• _What this task involves_: When you write out the records, keep every word exact and drop the pictures.
▼▼▼
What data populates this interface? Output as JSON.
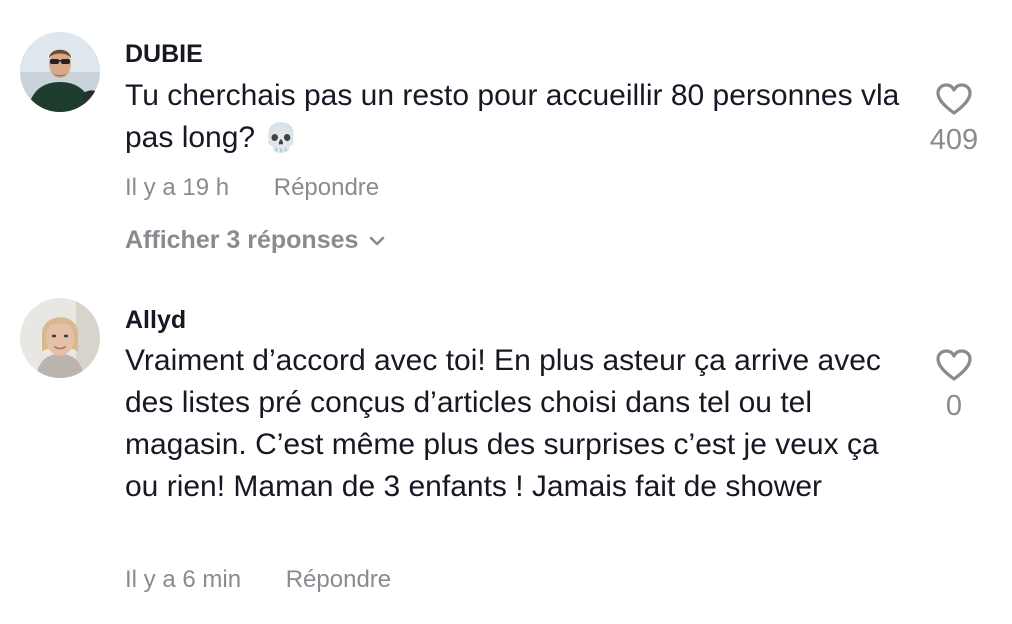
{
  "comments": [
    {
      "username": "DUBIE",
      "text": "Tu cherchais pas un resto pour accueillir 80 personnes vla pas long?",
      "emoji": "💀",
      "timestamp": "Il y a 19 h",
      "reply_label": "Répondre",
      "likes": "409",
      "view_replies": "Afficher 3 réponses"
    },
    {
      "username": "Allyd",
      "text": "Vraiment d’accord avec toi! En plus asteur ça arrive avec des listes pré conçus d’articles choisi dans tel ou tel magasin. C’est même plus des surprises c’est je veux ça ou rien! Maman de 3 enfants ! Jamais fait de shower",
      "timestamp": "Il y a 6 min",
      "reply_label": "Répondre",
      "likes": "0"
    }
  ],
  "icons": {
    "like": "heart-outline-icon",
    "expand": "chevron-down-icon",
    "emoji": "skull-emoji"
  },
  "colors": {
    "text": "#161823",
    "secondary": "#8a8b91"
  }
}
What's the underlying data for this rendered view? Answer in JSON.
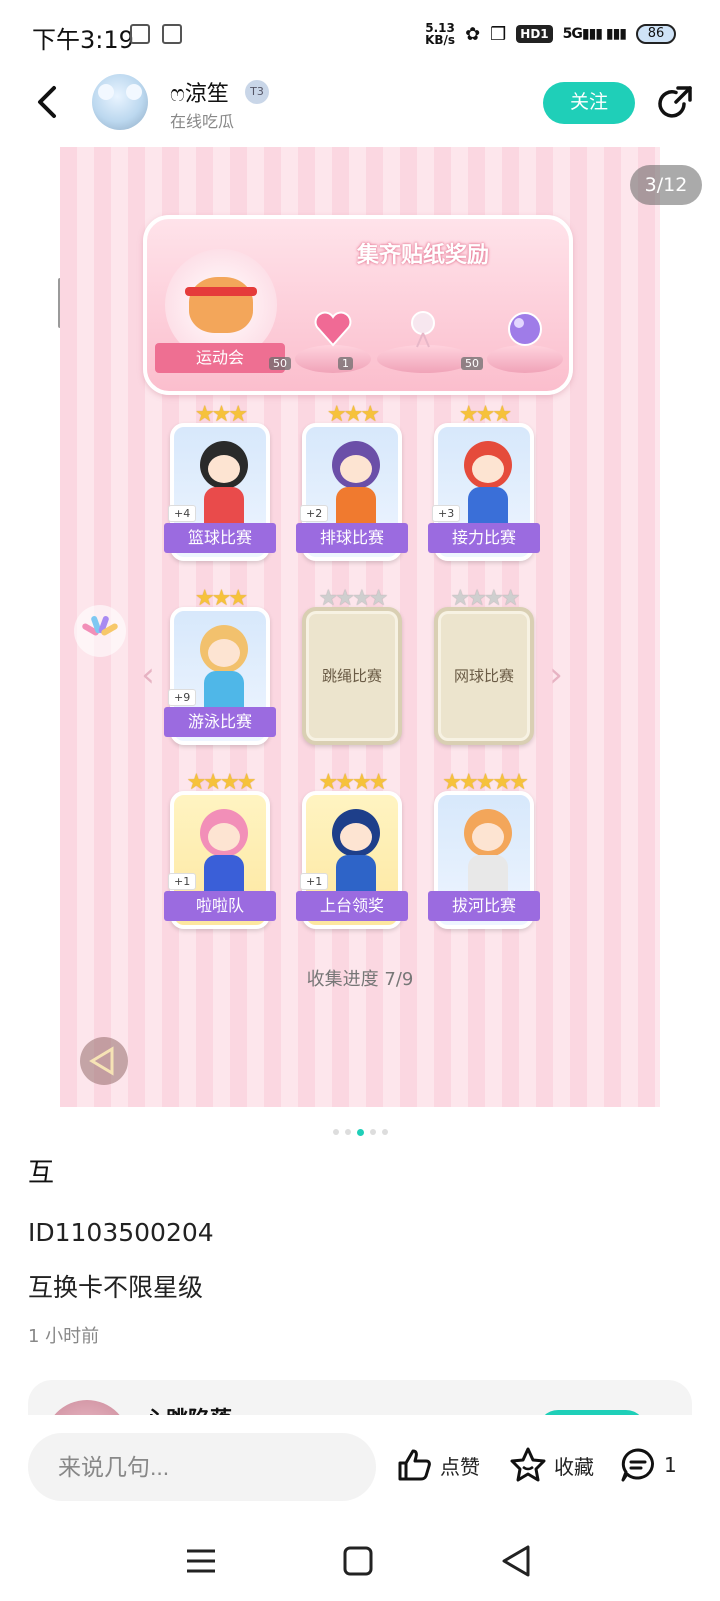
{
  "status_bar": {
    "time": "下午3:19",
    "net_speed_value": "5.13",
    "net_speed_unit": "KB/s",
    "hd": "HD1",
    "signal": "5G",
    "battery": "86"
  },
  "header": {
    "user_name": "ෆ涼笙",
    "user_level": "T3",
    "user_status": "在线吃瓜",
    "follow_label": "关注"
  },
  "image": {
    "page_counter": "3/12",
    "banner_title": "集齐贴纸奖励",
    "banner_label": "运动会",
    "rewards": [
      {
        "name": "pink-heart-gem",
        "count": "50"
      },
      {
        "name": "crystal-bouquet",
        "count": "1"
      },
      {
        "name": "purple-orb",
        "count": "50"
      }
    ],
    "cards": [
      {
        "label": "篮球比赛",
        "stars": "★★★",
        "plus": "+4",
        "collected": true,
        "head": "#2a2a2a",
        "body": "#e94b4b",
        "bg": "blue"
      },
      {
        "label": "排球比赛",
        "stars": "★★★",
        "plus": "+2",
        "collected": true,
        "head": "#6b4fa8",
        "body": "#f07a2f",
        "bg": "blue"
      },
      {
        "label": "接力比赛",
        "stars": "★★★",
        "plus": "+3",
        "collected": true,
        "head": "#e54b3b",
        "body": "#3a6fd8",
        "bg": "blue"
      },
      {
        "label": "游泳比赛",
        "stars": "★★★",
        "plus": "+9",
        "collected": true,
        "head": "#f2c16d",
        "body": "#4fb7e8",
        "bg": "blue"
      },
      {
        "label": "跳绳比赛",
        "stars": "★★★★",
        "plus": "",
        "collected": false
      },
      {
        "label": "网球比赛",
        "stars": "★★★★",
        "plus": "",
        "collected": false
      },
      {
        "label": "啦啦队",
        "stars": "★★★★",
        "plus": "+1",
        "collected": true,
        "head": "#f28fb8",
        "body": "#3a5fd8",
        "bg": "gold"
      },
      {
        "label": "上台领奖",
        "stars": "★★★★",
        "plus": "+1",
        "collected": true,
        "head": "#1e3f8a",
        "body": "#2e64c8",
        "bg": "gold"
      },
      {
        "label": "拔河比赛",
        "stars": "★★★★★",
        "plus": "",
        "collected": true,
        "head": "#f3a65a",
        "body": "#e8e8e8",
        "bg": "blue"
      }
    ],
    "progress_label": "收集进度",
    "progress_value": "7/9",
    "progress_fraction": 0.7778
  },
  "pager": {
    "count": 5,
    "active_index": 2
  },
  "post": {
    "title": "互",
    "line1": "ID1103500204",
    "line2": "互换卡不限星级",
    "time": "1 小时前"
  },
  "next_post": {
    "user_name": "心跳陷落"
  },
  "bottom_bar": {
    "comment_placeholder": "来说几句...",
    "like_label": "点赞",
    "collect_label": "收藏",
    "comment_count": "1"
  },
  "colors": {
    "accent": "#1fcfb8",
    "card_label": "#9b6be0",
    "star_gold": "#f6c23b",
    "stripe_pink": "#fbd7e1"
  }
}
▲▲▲
• _Problem solution_:
What data populates this interface? Output as JSON.
{
  "comments": [
    {
      "username": "DUBIE",
      "text": "Tu cherchais pas un resto pour accueillir 80 personnes vla pas long?",
      "emoji": "💀",
      "timestamp": "Il y a 19 h",
      "reply_label": "Répondre",
      "likes": "409",
      "view_replies": "Afficher 3 réponses"
    },
    {
      "username": "Allyd",
      "text": "Vraiment d’accord avec toi! En plus asteur ça arrive avec des listes pré conçus d’articles choisi dans tel ou tel magasin. C’est même plus des surprises c’est je veux ça ou rien! Maman de 3 enfants ! Jamais fait de shower",
      "timestamp": "Il y a 6 min",
      "reply_label": "Répondre",
      "likes": "0"
    }
  ],
  "icons": {
    "like": "heart-outline-icon",
    "expand": "chevron-down-icon",
    "emoji": "skull-emoji"
  },
  "colors": {
    "text": "#161823",
    "secondary": "#8a8b91"
  }
}
What's the underlying data for this rendered view? Answer in JSON.
{
  "status_bar": {
    "time": "下午3:19",
    "net_speed_value": "5.13",
    "net_speed_unit": "KB/s",
    "hd": "HD1",
    "signal": "5G",
    "battery": "86"
  },
  "header": {
    "user_name": "ෆ涼笙",
    "user_level": "T3",
    "user_status": "在线吃瓜",
    "follow_label": "关注"
  },
  "image": {
    "page_counter": "3/12",
    "banner_title": "集齐贴纸奖励",
    "banner_label": "运动会",
    "rewards": [
      {
        "name": "pink-heart-gem",
        "count": "50"
      },
      {
        "name": "crystal-bouquet",
        "count": "1"
      },
      {
        "name": "purple-orb",
        "count": "50"
      }
    ],
    "cards": [
      {
        "label": "篮球比赛",
        "stars": "★★★",
        "plus": "+4",
        "collected": true,
        "head": "#2a2a2a",
        "body": "#e94b4b",
        "bg": "blue"
      },
      {
        "label": "排球比赛",
        "stars": "★★★",
        "plus": "+2",
        "collected": true,
        "head": "#6b4fa8",
        "body": "#f07a2f",
        "bg": "blue"
      },
      {
        "label": "接力比赛",
        "stars": "★★★",
        "plus": "+3",
        "collected": true,
        "head": "#e54b3b",
        "body": "#3a6fd8",
        "bg": "blue"
      },
      {
        "label": "游泳比赛",
        "stars": "★★★",
        "plus": "+9",
        "collected": true,
        "head": "#f2c16d",
        "body": "#4fb7e8",
        "bg": "blue"
      },
      {
        "label": "跳绳比赛",
        "stars": "★★★★",
        "plus": "",
        "collected": false
      },
      {
        "label": "网球比赛",
        "stars": "★★★★",
        "plus": "",
        "collected": false
      },
      {
        "label": "啦啦队",
        "stars": "★★★★",
        "plus": "+1",
        "collected": true,
        "head": "#f28fb8",
        "body": "#3a5fd8",
        "bg": "gold"
      },
      {
        "label": "上台领奖",
        "stars": "★★★★",
        "plus": "+1",
        "collected": true,
        "head": "#1e3f8a",
        "body": "#2e64c8",
        "bg": "gold"
      },
      {
        "label": "拔河比赛",
        "stars": "★★★★★",
        "plus": "",
        "collected": true,
        "head": "#f3a65a",
        "body": "#e8e8e8",
        "bg": "blue"
      }
    ],
    "progress_label": "收集进度",
    "progress_value": "7/9",
    "progress_fraction": 0.7778
  },
  "pager": {
    "count": 5,
    "active_index": 2
  },
  "post": {
    "title": "互",
    "line1": "ID1103500204",
    "line2": "互换卡不限星级",
    "time": "1 小时前"
  },
  "next_post": {
    "user_name": "心跳陷落"
  },
  "bottom_bar": {
    "comment_placeholder": "来说几句...",
    "like_label": "点赞",
    "collect_label": "收藏",
    "comment_count": "1"
  },
  "colors": {
    "accent": "#1fcfb8",
    "card_label": "#9b6be0",
    "star_gold": "#f6c23b",
    "stripe_pink": "#fbd7e1"
  }
}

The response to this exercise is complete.